Browsing Theses by Subjects
Now showing items 1-1 of 1
Ministry Patterns of Clergy Married to Clergy within an Ecosystem of Power in the Church of EnglandThere have been clergy married to clergy (CMC) in the Church of England for over thirty years yet their ministries are little understood and there is limited consistency of practice regarding CMC in the church. This work aims to address both problems. The thesis argues that CMC patterns of ministry are formed during their careers within an ecosystem of power: a complex network of elements and forces acting on and in reaction to each other. The CMC ecosystem of power is akin to ecosystems in nature. It includes dyadic dynamics and extends to family and local ministry contexts, diocese and wider church. CMC are subject to various types of power and can also exert influence. For this study 15 CMC individuals were interviewed from a range of dioceses, ministry contexts and life-stages. Each interview was structured by constructing a timeline of ministry/job changes and key personal and family events. The emerging picture of CMC patterns of ministry from qualitative interview data was enriched by quantitative data from participants’ timelines to illuminate factors influencing their ministry patterns. My research indicates that CMC experience the effect of the church’s authority in negative or positive ways, most emphatically during the early period of selection, initial training and curacy. CMC are doubly vulnerable to external constraints from the institution because both spouses are dependent on the church for work, home and income. Further constraints come from liabilities, responsibilities and expectations within family and wider social networks. CMC moderate their vulnerability through adhering to ‘independent’, ‘tangential’ or ‘integrated’ models of ministry. In the light of such choices they make decisions about applying for jobs, leaving posts and engaging in part-time or full-time, paid or unpaid, parish or non-parochial ministry. Within CMC ecosystems of power, support and competition influence how CMC ministries develop, notably within the CMC dyad (couple), the most distinctive feature of CMC ministry life. CMC spouses offer reciprocal support through understanding, practical and professional help, echoing the mutuality in natural ecosystems. CMC also decide whether one partner’s ministry has priority and which one takes precedence at different times. I argue that competition between CMC partners has the potential to create a positive outcome of growth and development for CMC by creating awareness of asymmetry and encouraging development of their personal and professional relationship.

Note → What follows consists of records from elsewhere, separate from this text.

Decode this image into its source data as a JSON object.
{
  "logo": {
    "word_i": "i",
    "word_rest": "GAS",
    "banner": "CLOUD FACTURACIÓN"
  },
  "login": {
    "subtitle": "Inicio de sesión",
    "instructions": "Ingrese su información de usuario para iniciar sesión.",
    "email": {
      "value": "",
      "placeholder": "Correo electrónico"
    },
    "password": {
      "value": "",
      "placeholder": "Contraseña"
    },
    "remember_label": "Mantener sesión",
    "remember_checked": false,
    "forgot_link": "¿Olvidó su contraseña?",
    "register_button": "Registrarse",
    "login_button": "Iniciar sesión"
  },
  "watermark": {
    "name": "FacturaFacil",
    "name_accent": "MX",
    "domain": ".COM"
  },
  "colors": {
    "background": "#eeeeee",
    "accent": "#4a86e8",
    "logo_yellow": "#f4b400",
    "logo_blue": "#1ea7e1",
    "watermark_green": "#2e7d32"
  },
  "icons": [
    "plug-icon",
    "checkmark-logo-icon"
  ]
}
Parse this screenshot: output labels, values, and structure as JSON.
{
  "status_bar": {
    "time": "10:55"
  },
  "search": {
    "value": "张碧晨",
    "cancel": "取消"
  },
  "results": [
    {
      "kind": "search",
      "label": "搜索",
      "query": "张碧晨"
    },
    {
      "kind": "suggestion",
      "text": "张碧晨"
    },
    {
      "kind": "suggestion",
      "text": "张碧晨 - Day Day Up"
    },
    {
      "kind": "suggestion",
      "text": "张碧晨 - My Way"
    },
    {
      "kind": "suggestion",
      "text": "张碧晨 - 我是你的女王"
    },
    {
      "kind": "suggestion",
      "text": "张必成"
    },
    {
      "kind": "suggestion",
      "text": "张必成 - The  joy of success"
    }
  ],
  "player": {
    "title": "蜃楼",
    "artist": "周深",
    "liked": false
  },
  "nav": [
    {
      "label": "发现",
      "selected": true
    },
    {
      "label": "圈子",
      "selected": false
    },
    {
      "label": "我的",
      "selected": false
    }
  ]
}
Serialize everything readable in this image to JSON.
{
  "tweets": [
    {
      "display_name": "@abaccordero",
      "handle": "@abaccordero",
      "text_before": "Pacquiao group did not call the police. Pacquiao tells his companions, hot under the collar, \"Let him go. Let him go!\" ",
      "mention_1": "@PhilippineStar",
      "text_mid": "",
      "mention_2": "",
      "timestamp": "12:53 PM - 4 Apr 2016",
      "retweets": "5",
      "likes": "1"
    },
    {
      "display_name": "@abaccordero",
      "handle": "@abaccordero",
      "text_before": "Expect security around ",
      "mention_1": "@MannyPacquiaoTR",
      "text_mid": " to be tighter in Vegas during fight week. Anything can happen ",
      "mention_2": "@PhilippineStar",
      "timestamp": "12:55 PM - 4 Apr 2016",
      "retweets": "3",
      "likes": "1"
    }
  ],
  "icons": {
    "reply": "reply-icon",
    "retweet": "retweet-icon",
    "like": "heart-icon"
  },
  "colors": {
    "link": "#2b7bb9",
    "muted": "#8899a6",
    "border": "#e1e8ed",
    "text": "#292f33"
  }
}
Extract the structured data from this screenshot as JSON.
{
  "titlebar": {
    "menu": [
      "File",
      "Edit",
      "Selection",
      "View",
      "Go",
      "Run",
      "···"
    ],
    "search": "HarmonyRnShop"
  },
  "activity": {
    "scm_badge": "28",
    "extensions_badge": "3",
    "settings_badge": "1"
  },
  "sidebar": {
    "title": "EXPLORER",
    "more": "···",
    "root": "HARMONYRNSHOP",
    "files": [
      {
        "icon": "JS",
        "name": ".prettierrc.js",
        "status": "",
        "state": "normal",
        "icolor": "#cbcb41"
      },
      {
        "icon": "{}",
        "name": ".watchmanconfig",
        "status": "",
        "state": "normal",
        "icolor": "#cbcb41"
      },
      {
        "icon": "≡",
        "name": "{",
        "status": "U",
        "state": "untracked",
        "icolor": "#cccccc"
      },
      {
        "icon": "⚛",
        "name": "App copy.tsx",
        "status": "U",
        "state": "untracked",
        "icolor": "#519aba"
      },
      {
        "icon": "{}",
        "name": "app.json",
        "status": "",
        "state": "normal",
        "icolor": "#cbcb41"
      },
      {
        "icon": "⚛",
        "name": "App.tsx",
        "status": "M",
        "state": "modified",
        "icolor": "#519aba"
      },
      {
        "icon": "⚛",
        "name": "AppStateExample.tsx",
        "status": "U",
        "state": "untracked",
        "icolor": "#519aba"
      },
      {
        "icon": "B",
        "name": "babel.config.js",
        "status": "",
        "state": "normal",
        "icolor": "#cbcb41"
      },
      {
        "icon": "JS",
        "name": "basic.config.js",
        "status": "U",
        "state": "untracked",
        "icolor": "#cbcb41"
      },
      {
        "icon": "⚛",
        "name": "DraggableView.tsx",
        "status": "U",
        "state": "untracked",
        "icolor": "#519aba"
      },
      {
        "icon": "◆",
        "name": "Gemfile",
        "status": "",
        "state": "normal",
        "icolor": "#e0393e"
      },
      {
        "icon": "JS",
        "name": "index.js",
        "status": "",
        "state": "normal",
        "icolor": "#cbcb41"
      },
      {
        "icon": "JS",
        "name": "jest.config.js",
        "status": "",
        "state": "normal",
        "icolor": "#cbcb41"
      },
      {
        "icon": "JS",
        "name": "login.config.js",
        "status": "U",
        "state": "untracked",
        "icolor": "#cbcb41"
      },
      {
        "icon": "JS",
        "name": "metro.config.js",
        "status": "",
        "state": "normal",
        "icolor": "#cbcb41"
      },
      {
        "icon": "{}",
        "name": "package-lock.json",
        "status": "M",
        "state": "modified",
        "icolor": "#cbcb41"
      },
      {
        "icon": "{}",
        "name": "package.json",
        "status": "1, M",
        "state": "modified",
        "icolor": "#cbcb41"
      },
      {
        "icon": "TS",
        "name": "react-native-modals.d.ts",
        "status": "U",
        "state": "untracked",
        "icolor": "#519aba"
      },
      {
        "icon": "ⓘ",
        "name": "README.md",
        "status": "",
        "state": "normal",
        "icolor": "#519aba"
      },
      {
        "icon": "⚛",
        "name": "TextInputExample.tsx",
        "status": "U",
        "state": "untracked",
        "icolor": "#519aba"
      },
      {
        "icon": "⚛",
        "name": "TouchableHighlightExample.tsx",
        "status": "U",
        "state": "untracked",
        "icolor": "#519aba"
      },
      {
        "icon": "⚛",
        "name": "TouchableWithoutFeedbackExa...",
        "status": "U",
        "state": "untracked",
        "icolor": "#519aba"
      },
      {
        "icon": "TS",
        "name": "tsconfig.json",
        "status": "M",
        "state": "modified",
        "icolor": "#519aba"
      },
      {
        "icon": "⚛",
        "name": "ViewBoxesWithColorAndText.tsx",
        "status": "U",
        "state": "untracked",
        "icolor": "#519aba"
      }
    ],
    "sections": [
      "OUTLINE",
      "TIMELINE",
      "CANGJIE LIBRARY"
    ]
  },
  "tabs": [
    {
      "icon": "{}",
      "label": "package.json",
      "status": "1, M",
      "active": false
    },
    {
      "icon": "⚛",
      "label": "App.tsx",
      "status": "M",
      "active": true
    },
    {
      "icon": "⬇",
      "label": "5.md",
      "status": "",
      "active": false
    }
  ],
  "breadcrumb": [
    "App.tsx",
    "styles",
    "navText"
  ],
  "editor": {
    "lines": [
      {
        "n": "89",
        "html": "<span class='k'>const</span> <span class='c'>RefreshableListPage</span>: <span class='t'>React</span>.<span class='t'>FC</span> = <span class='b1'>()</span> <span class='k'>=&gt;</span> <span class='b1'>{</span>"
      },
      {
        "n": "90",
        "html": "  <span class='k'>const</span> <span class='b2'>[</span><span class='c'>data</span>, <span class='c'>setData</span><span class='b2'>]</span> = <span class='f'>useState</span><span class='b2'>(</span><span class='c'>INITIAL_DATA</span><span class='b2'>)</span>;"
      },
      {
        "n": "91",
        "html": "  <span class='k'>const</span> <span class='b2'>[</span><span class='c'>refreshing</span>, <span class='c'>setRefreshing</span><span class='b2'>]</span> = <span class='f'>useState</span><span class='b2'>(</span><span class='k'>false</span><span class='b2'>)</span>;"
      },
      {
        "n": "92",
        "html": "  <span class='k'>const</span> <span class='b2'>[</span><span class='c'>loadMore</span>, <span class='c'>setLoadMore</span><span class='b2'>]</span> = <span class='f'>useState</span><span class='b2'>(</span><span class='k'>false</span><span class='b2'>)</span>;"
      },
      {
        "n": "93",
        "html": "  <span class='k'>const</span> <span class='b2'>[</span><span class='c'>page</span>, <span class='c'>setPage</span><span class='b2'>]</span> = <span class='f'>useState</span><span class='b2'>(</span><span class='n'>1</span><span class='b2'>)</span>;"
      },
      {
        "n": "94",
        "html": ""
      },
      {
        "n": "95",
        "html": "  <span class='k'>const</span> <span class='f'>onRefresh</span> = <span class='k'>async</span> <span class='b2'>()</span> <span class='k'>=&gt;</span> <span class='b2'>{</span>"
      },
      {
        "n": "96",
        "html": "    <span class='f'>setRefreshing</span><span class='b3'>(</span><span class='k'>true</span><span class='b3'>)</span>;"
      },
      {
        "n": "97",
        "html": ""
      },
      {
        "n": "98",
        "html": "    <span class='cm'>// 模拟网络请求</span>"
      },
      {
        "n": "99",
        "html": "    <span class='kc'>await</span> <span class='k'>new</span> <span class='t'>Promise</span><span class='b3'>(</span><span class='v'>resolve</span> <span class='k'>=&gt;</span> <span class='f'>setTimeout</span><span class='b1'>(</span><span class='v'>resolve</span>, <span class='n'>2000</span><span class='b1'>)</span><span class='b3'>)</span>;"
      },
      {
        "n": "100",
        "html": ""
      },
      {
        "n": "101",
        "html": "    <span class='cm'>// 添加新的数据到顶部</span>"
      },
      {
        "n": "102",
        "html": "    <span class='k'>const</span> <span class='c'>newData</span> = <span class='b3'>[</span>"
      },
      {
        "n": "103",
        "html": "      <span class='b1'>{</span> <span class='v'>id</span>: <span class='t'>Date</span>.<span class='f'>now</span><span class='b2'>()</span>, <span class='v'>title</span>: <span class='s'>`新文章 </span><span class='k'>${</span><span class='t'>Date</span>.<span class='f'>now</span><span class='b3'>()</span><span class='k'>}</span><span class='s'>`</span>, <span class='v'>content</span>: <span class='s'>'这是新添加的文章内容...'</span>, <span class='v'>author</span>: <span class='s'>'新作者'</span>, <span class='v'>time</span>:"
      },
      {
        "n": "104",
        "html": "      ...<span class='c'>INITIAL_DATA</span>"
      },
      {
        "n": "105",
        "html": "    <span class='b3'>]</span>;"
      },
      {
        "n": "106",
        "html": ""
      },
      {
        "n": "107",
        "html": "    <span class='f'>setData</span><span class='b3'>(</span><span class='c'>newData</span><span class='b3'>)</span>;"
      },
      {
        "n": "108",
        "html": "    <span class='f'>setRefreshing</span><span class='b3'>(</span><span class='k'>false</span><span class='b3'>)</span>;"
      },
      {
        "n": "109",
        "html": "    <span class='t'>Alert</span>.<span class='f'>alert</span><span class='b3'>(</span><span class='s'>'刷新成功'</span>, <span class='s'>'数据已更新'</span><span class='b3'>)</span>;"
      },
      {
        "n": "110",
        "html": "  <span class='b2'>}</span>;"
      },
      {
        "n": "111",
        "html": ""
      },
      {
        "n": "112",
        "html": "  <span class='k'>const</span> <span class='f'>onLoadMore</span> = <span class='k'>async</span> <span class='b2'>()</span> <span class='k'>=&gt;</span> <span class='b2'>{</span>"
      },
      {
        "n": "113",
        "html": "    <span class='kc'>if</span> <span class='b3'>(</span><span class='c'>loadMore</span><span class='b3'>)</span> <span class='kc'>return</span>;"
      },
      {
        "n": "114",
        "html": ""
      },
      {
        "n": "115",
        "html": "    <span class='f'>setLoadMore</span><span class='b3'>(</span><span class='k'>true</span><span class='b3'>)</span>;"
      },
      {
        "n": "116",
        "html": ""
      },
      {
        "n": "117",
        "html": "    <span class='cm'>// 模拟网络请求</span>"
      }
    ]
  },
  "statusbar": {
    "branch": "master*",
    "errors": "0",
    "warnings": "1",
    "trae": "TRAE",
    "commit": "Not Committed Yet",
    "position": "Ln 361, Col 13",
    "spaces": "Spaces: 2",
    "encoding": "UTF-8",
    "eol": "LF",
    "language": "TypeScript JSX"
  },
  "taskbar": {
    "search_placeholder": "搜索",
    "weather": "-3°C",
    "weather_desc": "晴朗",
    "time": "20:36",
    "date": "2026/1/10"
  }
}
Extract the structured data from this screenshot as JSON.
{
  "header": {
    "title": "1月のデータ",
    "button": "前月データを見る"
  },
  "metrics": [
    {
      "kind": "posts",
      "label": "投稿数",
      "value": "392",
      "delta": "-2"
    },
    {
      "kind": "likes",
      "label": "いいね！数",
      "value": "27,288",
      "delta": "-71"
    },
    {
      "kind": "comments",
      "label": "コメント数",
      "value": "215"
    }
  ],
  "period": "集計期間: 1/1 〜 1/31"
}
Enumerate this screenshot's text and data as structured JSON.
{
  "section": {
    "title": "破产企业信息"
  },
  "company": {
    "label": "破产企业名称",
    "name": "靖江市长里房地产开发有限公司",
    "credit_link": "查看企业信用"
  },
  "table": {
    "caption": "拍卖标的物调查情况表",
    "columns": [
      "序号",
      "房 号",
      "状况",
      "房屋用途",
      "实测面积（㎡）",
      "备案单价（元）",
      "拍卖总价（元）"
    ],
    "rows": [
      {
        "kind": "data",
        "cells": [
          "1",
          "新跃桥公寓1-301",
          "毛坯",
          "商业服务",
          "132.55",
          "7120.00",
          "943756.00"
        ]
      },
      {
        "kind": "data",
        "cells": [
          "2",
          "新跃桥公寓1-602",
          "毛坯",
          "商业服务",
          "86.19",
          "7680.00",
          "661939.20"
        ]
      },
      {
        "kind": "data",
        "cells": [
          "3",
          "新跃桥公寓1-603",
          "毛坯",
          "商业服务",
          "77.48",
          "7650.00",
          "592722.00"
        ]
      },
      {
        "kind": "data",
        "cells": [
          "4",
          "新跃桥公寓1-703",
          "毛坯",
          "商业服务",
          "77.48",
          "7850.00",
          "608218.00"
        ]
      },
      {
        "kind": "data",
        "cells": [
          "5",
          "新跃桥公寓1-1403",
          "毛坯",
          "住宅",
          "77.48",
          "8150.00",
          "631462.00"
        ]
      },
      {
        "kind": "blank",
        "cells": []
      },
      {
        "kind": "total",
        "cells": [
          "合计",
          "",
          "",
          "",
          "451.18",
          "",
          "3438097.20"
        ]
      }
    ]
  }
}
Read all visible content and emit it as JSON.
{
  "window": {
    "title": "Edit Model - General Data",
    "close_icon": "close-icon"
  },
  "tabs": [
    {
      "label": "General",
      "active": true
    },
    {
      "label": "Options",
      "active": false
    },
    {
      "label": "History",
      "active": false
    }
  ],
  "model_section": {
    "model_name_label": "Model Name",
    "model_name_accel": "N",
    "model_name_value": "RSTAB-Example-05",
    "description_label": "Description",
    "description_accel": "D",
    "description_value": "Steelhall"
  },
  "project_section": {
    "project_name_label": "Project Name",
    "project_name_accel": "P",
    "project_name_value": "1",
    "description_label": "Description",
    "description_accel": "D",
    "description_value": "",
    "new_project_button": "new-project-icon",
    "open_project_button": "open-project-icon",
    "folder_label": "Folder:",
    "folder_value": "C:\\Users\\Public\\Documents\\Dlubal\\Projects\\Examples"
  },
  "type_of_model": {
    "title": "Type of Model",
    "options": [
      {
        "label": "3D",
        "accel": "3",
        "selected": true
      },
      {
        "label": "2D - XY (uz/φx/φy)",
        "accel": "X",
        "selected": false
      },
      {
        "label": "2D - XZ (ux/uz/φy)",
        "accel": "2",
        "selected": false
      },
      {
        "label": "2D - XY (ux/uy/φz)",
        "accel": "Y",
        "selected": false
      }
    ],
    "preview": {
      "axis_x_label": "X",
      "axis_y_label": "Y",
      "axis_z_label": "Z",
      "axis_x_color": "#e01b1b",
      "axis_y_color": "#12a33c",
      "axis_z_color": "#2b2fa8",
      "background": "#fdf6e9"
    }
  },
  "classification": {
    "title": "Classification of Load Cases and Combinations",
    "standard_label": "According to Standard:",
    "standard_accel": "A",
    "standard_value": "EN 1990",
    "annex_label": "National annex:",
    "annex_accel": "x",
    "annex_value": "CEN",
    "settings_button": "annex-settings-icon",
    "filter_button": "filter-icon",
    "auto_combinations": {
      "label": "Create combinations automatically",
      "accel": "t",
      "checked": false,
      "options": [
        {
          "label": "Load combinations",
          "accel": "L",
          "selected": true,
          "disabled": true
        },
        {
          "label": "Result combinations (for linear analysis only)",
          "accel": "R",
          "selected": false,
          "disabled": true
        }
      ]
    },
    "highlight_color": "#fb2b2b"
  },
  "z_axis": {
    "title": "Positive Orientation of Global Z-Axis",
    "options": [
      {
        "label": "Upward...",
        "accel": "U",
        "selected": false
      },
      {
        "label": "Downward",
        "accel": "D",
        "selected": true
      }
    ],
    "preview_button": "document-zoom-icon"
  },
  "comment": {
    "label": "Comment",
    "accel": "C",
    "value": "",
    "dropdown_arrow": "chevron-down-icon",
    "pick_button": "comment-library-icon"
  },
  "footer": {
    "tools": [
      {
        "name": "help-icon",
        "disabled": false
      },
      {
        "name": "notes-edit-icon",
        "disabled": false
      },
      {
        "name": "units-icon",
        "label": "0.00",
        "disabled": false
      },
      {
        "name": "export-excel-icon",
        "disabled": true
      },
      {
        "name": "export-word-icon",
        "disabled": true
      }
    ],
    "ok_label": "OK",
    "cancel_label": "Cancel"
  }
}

I make suggestions for future research and indicate limitations to this study. I propose recommendations for improved practice with CMC in the Church of England such as greater openness about diocesan policies and more consistent training for senior clergy.